== Problem to work on ==
Could you write out each entry exactly as it reads?

<<<<

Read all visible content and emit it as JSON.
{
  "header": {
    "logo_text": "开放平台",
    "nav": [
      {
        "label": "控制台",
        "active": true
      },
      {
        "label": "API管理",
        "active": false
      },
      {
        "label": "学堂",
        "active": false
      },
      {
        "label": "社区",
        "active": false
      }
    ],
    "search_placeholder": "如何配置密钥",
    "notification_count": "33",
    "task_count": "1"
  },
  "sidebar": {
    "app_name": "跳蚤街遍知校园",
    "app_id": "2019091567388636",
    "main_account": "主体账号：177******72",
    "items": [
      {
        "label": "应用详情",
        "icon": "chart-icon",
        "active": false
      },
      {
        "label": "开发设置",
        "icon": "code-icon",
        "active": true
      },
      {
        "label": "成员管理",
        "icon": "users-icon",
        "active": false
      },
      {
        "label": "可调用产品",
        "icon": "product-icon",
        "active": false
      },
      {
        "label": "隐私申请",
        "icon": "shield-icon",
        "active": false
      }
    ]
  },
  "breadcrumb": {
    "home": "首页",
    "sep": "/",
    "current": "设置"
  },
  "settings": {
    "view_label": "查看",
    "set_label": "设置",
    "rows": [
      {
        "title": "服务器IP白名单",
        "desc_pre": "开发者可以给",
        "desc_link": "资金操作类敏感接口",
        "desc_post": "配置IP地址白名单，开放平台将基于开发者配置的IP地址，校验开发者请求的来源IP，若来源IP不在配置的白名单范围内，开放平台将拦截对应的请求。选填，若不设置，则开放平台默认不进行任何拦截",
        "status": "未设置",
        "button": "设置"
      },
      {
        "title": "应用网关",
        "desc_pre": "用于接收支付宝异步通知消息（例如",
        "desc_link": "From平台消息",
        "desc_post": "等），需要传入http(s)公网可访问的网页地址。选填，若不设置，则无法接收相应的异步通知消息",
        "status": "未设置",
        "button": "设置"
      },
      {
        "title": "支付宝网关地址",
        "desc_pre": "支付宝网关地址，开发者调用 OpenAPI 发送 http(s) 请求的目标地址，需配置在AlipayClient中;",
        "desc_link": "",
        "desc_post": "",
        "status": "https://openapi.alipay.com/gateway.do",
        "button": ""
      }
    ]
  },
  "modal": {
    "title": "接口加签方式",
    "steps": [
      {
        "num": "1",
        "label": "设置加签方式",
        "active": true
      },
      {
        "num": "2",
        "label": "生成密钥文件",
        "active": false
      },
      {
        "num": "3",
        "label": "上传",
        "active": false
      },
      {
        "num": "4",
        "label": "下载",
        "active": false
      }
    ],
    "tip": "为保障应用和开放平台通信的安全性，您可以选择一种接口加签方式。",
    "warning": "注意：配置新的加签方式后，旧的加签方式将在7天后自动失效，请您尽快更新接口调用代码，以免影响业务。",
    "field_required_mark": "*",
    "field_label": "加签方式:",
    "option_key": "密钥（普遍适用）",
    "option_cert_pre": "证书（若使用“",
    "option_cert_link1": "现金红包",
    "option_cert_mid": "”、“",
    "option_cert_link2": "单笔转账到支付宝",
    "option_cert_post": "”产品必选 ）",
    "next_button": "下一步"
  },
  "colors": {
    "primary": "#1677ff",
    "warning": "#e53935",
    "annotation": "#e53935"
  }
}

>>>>

== Finished exercise ==
Read all visible content and emit it as JSON.
{
  "header": {
    "logo_text": "开放平台",
    "nav": [
      {
        "label": "控制台",
        "active": true
      },
      {
        "label": "API管理",
        "active": false
      },
      {
        "label": "学堂",
        "active": false
      },
      {
        "label": "社区",
        "active": false
      }
    ],
    "search_placeholder": "如何配置密钥",
    "notification_count": "33",
    "task_count": "1"
  },
  "sidebar": {
    "app_name": "跳蚤街遍知校园",
    "app_id": "2019091567388636",
    "main_account": "主体账号：177******72",
    "items": [
      {
        "label": "应用详情",
        "icon": "chart-icon",
        "active": false
      },
      {
        "label": "开发设置",
        "icon": "code-icon",
        "active": true
      },
      {
        "label": "成员管理",
        "icon": "users-icon",
        "active": false
      },
      {
        "label": "可调用产品",
        "icon": "product-icon",
        "active": false
      },
      {
        "label": "隐私申请",
        "icon": "shield-icon",
        "active": false
      }
    ]
  },
  "breadcrumb": {
    "home": "首页",
    "sep": "/",
    "current": "设置"
  },
  "settings": {
    "view_label": "查看",
    "set_label": "设置",
    "rows": [
      {
        "title": "服务器IP白名单",
        "desc_pre": "开发者可以给",
        "desc_link": "资金操作类敏感接口",
        "desc_post": "配置IP地址白名单，开放平台将基于开发者配置的IP地址，校验开发者请求的来源IP，若来源IP不在配置的白名单范围内，开放平台将拦截对应的请求。选填，若不设置，则开放平台默认不进行任何拦截",
        "status": "未设置",
        "button": "设置"
      },
      {
        "title": "应用网关",
        "desc_pre": "用于接收支付宝异步通知消息（例如",
        "desc_link": "From平台消息",
        "desc_post": "等），需要传入http(s)公网可访问的网页地址。选填，若不设置，则无法接收相应的异步通知消息",
        "status": "未设置",
        "button": "设置"
      },
      {
        "title": "支付宝网关地址",
        "desc_pre": "支付宝网关地址，开发者调用 OpenAPI 发送 http(s) 请求的目标地址，需配置在AlipayClient中;",
        "desc_link": "",
        "desc_post": "",
        "status": "https://openapi.alipay.com/gateway.do",
        "button": ""
      }
    ]
  },
  "modal": {
    "title": "接口加签方式",
    "steps": [
      {
        "num": "1",
        "label": "设置加签方式",
        "active": true
      },
      {
        "num": "2",
        "label": "生成密钥文件",
        "active": false
      },
      {
        "num": "3",
        "label": "上传",
        "active": false
      },
      {
        "num": "4",
        "label": "下载",
        "active": false
      }
    ],
    "tip": "为保障应用和开放平台通信的安全性，您可以选择一种接口加签方式。",
    "warning": "注意：配置新的加签方式后，旧的加签方式将在7天后自动失效，请您尽快更新接口调用代码，以免影响业务。",
    "field_required_mark": "*",
    "field_label": "加签方式:",
    "option_key": "密钥（普遍适用）",
    "option_cert_pre": "证书（若使用“",
    "option_cert_link1": "现金红包",
    "option_cert_mid": "”、“",
    "option_cert_link2": "单笔转账到支付宝",
    "option_cert_post": "”产品必选 ）",
    "next_button": "下一步"
  },
  "colors": {
    "primary": "#1677ff",
    "warning": "#e53935",
    "annotation": "#e53935"
  }
}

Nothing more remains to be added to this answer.